HISTORY does not record any face-to-face meeting between the Mary Queen of Scots and Queen Elizabeth I. The daughter of Scottish king James V, Mary acceded to the Scottish throne when she was six days […]
“SILVER hairs among the gold”, “every cloud has a silver lining” and “by the light of the silvery moon” – there was no shortage of metaphors for Tuggeranong Arts Centre to choose from in naming their 25th anniversary celebrations.In the end they settled on two such sayings, with the year-long “Silver Linings” program leading directly into the free Silvery Moon Festival, coming up at the lakeside on November 7.
The concept is that of theatre director and now creative producer, Julian Hobba, and the mighty steel frame works representing the twin orbs sun and moon are the work of sculptor Tony Steel, but it seems fitting that the adornment of the galaxy is in the hands of a star artist who once studied theatre at the arts centre.
Film and set designer Kate Llewellyn, working with Queanbeyan-based textile artist and designer Polly Crowden, is on the rise. In 2013 artsACT awarded her a grant to work as an artist-in-residence in schools. Early this year she designed the set for the premiere production by Honest Puck Theatre. And “CityNews” columnist Robert Macklin, who worked with Llewellyn this year on a film project, describes her as “a fine artist with enormous potential”.
This month Llewellyn and Crowden have been conducting creative community workshops at the centre to cast and produce the 50 masks that will embellish the sun, wriggly sea creatures to inhabit the oceans, and all manner of terrestrial and extra-terrestrial artworks for a “Universe” that visitors can walk through. The sun will be on fire, but Llewellyn assures “CityNews” that the rock-solid gypsum masks will not turn to ash – and they will be spectacular.

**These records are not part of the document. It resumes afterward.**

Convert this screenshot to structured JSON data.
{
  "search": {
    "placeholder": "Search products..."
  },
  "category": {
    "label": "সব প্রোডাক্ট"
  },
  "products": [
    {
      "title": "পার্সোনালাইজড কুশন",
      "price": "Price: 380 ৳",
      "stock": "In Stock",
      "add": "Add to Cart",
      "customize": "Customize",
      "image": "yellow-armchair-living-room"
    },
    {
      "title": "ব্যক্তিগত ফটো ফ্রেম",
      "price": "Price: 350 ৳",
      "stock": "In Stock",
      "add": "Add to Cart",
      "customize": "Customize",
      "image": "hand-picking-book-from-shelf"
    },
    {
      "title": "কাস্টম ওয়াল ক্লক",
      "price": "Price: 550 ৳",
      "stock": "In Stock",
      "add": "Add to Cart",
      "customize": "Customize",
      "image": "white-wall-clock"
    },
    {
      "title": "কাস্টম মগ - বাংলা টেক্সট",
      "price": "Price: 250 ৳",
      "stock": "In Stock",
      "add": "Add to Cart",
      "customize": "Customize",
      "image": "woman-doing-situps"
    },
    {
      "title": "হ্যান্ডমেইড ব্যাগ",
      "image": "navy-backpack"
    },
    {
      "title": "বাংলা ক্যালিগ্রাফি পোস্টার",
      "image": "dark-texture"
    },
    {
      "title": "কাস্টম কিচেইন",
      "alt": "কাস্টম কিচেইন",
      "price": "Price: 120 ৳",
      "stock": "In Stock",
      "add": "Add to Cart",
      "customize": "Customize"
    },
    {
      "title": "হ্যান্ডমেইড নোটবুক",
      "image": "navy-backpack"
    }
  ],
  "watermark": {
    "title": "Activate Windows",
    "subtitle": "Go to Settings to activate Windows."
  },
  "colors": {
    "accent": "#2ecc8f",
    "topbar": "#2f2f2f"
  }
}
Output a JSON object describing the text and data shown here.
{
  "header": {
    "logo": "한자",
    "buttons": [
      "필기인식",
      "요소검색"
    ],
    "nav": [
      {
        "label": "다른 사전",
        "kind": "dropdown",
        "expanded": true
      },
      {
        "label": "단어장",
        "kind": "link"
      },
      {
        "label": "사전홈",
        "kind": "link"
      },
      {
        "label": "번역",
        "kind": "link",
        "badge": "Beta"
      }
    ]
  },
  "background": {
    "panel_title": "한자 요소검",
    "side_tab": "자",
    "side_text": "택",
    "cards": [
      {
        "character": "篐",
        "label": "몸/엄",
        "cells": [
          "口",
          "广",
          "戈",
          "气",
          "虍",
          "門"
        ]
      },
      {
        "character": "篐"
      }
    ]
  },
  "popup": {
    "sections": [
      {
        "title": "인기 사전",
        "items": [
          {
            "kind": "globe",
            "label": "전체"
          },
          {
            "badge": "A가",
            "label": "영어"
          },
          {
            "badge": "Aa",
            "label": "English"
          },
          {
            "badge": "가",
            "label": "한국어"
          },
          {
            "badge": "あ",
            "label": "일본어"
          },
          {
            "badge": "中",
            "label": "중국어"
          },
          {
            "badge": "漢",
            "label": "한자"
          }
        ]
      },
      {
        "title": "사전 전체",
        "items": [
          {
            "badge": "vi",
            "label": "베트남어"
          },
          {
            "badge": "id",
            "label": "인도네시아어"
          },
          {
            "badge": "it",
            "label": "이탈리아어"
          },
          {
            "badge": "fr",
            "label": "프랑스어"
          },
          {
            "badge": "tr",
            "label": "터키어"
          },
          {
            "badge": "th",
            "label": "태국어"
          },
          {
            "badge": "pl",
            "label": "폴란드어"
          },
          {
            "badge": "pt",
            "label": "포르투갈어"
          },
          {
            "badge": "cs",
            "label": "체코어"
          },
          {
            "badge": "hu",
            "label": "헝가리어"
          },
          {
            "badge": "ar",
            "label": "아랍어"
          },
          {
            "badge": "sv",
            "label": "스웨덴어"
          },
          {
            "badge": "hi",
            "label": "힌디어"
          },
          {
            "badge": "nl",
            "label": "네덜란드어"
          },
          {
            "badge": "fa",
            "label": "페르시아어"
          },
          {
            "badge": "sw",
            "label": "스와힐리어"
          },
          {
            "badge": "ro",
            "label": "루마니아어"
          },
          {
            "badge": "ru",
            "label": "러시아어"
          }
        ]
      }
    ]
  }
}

The “Universe Alight” art installation, conceived by Hobba and Llewellyn after endless hours of discussion, settled on a huge illuminated sculpture of the sun, three metres in diameter, and a smaller moon with a myriad of individual sculptures and artworks created by the community around them, representing the past, present and future, on and off this planet.
“Everybody was welcome to contribute an artwork, although we had to make sure that there was no ‘adult’ material,” Llewellyn explains.
Llewellyn and Crowden encouraged the use of recycled materials – metal, kitchen utensils, cardboard, paper – anything. And they encouraged families to do it at home if they wanted.
On the big day, hung outside and enhanced by “nice theatrical lighting”, the “Universe” will be there in mist and smoke for everyone to view or touch.
But if there are clouds to obscure the silver linings?
“Whatever the weather is, that’s what’s going to happen,” Llewellyn says philosophically.
The Silvery Moon Festival, Tuggeranong Arts Centre, 137 Reed Street, Greenway, 1pm-9.30pm, Saturday, November 7, details at tuggeranongarts.com, bookings via trybooking.com
1pm-9.30pm: The Universe Alight.
1pm-2pm: Mr Tim and the Fuzzy Elbows.
2pm- 2.30pm: The Gugan Band.
3.30: North wall of the centre, launch of the Messengers’ Program mural created with street artists Houl and Small.
2.30pm-5.30pm: Filipino, Nepalese, bellydance, samba and Bollywood dancers.
5.30pm-6.30pm: Cassidy’s Ceili.
7.30pm-8.30pm: The Groove Kings.
5pm and 7.30pm: in the TAC Theatre, Fresh Funk (paid event).